(Supplied material begins)
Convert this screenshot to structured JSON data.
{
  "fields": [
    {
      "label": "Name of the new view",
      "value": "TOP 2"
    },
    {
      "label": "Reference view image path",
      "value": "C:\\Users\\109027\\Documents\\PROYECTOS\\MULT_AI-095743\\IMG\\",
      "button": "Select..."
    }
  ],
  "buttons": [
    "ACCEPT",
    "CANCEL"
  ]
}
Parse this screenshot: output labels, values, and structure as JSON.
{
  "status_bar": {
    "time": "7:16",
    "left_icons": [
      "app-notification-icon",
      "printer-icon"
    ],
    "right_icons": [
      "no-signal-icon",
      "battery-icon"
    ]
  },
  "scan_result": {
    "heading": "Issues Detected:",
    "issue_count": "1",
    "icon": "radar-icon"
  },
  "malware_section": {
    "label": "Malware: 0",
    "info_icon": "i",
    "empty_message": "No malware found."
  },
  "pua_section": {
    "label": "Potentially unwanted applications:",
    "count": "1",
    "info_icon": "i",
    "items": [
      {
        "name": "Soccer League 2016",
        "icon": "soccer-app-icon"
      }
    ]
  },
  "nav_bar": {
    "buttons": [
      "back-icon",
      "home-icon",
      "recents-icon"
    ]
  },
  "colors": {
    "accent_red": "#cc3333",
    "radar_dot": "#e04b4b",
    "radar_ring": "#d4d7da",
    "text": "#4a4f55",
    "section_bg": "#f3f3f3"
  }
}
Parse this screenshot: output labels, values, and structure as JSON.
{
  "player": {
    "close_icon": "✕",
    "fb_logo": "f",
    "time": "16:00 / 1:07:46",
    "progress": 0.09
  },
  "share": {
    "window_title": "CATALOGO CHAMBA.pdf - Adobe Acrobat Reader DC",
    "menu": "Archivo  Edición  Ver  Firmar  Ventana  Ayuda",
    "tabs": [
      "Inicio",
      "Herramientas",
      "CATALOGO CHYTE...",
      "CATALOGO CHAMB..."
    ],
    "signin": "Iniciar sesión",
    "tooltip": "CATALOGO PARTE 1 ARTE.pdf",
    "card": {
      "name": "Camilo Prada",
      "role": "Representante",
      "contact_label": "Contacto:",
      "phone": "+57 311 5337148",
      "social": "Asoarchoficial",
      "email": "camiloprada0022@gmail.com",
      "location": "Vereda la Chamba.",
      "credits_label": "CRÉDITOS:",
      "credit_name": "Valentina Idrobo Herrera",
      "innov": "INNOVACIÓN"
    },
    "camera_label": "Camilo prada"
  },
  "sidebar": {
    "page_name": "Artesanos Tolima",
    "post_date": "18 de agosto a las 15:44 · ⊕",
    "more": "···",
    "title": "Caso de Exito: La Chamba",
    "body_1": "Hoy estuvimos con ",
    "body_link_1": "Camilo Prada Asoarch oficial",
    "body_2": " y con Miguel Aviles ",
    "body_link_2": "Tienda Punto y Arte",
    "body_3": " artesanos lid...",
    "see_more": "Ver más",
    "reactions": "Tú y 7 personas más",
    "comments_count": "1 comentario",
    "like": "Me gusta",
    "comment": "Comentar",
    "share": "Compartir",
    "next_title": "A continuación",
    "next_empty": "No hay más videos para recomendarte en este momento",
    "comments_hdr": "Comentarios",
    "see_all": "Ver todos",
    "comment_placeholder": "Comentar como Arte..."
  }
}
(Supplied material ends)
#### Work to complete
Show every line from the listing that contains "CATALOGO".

#### Written reply
    "window_title": "CATALOGO CHAMBA.pdf - Adobe Acrobat Reader DC",
      "CATALOGO CHYTE...",
      "CATALOGO CHAMB..."
    "tooltip": "CATALOGO PARTE 1 ARTE.pdf",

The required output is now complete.